Data records for software interfaces:
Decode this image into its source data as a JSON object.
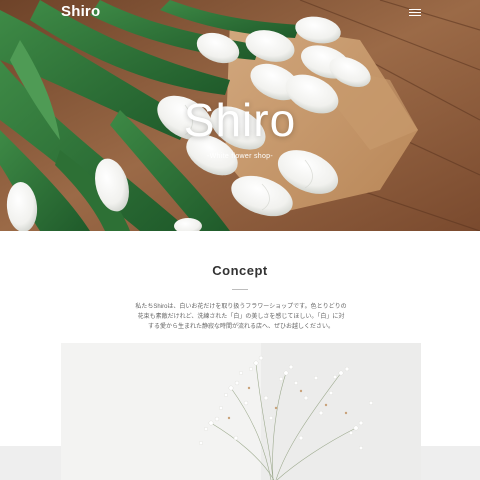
{
  "header": {
    "brand": "Shiro",
    "menu_icon": "hamburger-menu-icon"
  },
  "hero": {
    "title": "Shiro",
    "subtitle": "-White flower shop-"
  },
  "concept": {
    "title": "Concept",
    "lines": [
      "私たちShiroは、白いお花だけを取り扱うフラワーショップです。色とりどりの",
      "花束も素敵だけれど、洗練された「白」の美しさを感じてほしい。「白」に対",
      "する愛から生まれた静寂な時間が流れる店へ、ぜひお越しください。"
    ]
  },
  "colors": {
    "hero_text": "#ffffff",
    "heading": "#333333",
    "body_text": "#666666",
    "band": "#eeeeee"
  }
}
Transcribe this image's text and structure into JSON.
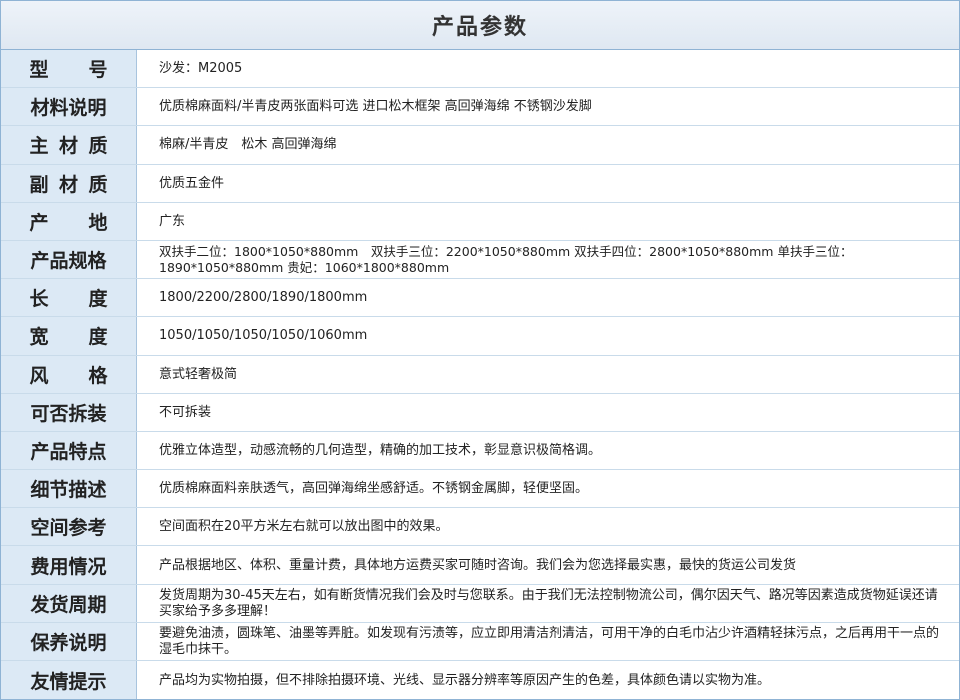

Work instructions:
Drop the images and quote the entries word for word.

Solution to this task:
Decode this image into its source data as a JSON object.
{
  "header": {
    "brand": "Shiro",
    "menu_icon": "hamburger-menu-icon"
  },
  "hero": {
    "title": "Shiro",
    "subtitle": "-White flower shop-"
  },
  "concept": {
    "title": "Concept",
    "lines": [
      "私たちShiroは、白いお花だけを取り扱うフラワーショップです。色とりどりの",
      "花束も素敵だけれど、洗練された「白」の美しさを感じてほしい。「白」に対",
      "する愛から生まれた静寂な時間が流れる店へ、ぜひお越しください。"
    ]
  },
  "colors": {
    "hero_text": "#ffffff",
    "heading": "#333333",
    "body_text": "#666666",
    "band": "#eeeeee"
  }
}
Transcribe this image's text and structure into JSON.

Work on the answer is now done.